The United States is now faced with a pair of crises in the Caribbean that have cropped up within a week of each other. In Haiti, a chaotic situation in the aftermath of President Moise’s assassination is creating conditions the interim-government (legitimate or not) is not equipped to handle. A request has gone out to Washington DC and the United Nations for troops to safeguard the island’s infrastructure and keep the violent gangs in check. The US has not responded the way many observers and Haitians have expected. There’s a historical precedent of US military intervention on the island nation following the assassination or overthrow of a Haitian president. The presence of US troops has more often than not been the key to stabilizing the nation. Unfortunately, the flip side of that coin is that Haiti often returns to chaos following the withdrawal of foreign peacekeepers.
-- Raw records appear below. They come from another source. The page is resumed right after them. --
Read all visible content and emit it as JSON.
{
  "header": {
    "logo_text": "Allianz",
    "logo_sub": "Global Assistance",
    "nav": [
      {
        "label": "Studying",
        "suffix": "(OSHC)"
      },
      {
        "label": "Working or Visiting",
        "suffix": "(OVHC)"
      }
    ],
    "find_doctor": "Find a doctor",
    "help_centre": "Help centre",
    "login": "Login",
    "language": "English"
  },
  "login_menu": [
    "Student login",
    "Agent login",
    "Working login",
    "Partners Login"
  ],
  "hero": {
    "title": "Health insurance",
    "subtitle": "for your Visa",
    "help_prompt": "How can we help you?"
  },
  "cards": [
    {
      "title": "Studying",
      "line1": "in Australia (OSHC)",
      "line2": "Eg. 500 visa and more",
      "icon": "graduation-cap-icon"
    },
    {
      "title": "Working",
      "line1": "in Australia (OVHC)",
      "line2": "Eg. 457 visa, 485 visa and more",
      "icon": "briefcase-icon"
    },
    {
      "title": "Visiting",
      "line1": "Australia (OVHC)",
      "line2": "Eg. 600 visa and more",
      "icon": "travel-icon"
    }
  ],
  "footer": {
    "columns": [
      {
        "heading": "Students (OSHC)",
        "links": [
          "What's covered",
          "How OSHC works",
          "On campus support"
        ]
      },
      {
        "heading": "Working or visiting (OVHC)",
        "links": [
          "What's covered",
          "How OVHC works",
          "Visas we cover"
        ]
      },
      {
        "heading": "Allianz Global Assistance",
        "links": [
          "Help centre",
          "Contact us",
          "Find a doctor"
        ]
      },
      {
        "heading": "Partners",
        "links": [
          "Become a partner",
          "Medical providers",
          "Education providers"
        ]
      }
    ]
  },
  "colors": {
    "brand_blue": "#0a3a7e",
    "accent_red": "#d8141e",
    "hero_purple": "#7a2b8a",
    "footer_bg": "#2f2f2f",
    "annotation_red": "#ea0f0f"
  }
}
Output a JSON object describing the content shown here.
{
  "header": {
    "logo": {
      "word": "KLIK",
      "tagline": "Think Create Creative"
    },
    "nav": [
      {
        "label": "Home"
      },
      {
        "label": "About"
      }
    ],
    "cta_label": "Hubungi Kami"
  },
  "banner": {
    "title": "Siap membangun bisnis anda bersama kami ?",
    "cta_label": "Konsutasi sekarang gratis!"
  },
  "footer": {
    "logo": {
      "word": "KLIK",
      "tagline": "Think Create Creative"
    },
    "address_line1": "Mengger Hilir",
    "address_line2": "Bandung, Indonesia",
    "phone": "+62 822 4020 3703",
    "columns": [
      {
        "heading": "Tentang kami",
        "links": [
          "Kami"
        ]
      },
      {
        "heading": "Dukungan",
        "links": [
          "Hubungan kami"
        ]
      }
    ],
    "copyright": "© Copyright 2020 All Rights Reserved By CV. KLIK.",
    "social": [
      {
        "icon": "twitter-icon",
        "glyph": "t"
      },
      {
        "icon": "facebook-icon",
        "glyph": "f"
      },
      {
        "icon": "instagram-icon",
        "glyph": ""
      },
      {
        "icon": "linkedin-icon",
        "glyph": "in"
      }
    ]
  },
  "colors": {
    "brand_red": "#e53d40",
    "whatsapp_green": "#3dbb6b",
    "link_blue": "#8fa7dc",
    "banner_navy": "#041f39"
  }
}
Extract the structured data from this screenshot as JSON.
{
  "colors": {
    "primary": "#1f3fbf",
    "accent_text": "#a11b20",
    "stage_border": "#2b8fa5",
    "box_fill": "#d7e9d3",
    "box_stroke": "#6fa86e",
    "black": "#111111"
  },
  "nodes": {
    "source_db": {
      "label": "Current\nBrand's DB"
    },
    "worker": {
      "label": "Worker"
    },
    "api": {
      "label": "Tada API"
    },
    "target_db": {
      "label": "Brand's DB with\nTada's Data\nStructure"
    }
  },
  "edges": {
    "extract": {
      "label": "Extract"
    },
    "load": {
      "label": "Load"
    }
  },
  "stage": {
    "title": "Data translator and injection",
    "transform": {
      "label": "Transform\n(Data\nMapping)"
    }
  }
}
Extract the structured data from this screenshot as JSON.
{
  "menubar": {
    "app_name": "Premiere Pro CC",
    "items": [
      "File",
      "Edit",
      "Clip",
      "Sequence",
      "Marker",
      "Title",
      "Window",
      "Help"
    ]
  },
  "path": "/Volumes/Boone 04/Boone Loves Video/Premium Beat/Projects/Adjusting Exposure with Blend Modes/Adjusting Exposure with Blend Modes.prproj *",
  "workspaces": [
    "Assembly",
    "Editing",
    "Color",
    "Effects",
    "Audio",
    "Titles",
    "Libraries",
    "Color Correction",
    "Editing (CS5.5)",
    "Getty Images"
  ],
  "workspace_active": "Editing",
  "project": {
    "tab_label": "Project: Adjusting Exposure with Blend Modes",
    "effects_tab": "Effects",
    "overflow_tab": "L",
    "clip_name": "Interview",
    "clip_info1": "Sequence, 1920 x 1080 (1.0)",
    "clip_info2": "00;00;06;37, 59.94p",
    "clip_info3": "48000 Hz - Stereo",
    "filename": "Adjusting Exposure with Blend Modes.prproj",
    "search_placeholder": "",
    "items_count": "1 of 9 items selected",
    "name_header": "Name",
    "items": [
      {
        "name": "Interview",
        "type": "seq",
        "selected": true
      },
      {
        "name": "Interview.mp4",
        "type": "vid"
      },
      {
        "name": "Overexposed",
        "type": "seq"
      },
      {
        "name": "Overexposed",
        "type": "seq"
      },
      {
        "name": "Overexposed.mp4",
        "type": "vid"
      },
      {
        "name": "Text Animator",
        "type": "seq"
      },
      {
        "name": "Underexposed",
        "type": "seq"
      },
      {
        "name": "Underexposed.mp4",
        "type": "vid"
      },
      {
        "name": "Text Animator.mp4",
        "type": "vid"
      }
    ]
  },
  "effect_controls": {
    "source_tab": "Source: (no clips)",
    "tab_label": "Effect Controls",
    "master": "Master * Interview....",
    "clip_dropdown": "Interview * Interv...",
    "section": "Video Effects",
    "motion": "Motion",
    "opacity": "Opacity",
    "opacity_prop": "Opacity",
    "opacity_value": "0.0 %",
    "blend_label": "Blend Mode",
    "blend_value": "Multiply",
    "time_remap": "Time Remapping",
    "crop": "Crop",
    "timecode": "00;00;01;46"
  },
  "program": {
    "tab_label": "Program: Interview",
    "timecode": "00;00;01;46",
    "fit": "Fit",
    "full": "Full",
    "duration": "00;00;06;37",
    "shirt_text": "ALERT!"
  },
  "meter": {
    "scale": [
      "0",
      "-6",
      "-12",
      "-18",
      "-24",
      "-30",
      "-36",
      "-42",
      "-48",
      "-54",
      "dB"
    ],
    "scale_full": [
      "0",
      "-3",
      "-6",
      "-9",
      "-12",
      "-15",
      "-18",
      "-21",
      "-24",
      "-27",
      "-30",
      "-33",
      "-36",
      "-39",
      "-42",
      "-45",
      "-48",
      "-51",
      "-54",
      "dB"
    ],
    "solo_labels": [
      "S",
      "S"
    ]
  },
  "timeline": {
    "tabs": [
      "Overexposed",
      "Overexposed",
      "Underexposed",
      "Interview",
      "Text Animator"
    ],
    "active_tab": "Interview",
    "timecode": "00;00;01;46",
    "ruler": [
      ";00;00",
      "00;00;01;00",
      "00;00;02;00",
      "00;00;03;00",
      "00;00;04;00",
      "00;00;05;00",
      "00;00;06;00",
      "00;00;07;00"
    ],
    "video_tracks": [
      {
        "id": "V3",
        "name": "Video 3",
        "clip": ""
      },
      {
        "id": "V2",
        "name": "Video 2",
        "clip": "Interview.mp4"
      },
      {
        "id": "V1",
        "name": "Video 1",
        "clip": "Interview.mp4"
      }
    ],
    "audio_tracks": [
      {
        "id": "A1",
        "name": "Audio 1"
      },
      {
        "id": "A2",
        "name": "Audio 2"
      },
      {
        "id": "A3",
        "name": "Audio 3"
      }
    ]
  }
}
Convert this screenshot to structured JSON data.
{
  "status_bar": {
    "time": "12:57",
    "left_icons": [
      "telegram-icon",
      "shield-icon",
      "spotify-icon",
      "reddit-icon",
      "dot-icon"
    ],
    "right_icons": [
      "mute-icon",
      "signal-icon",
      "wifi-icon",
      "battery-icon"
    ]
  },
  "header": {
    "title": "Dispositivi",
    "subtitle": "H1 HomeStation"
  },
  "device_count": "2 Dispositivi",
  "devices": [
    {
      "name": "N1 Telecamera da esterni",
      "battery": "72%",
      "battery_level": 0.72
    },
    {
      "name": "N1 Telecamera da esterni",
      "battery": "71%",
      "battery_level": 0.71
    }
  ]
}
This time around, Washington is increasingly reluctant to send troops into Haiti, despite repeated requests by Haitian politicians. The nation is entering a non-interventionist periods, similar to the 1930s and 1970s, meaning that there’s little possibility of the US committing troops, even in our own backyard, unless our national interests are directly threatened. The Biden administration is sending in civilians from multiple US government agencies in the hopes that they can help stabilize Haiti before it is too far gone. Given how the situation on the ground in Haiti is resembling a power keg more and more with every passing day, there’s no reason to expect them to find success.
Author’s Note: My power is flickering so I’m going to end this prematurely tonight. There are heavy storms passing through. I’ll pick up on it again tomorrow afternoon. Apologies. –Mike